• _Exercise description_
Look over the entries below. Report how many lines hold the word "kind", and only that.

• _Source material_
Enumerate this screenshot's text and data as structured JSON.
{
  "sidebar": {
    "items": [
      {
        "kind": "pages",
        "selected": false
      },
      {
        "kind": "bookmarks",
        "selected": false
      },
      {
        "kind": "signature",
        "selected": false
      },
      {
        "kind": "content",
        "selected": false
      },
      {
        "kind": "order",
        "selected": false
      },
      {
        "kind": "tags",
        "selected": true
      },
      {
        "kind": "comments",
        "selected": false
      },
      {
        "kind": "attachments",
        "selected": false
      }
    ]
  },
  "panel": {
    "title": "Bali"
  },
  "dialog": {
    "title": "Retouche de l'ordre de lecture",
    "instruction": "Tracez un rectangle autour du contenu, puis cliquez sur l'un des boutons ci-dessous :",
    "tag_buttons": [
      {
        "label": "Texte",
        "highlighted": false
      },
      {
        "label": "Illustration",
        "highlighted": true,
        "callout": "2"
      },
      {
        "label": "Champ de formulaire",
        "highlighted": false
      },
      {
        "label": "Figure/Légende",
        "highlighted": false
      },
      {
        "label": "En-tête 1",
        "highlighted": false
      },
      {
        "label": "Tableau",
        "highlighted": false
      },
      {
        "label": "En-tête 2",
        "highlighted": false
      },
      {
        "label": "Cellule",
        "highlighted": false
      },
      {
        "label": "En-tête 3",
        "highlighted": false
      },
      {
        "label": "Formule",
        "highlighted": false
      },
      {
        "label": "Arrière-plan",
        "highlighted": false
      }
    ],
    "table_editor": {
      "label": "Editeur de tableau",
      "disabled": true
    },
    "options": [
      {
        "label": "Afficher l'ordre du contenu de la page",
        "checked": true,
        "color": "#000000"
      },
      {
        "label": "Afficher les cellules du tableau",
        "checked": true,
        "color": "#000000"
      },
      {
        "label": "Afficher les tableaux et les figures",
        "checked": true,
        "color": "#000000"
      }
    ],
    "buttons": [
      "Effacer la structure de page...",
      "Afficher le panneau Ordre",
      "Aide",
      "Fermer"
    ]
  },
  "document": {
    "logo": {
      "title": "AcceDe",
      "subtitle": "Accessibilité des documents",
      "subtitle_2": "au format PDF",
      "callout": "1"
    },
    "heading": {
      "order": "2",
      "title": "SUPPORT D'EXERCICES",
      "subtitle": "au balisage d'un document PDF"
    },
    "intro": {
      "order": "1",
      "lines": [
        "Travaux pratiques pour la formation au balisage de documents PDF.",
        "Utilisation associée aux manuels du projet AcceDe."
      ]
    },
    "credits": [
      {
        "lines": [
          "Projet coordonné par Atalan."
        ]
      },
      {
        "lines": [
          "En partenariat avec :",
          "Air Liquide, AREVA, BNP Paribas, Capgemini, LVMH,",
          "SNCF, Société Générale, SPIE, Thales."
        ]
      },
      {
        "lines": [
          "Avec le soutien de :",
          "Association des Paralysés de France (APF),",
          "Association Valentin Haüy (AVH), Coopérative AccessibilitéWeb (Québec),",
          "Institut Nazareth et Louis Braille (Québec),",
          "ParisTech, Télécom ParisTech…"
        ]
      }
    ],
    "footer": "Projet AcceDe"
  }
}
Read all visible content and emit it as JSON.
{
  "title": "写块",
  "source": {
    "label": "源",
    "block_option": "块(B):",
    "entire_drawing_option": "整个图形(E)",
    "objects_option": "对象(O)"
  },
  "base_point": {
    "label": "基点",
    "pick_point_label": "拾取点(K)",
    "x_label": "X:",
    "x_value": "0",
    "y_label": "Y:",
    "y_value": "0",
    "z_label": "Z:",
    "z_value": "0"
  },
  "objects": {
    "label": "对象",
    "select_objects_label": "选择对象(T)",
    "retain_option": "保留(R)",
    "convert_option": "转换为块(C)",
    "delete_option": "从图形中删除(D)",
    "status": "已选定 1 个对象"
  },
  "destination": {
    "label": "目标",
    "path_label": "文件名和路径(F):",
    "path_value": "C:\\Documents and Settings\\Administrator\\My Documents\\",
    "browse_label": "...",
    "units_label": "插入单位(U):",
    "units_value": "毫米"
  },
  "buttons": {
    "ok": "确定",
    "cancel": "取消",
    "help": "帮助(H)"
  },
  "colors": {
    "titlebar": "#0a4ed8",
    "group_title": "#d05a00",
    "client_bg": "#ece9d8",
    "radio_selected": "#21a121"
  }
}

• _Result for this exercise_
8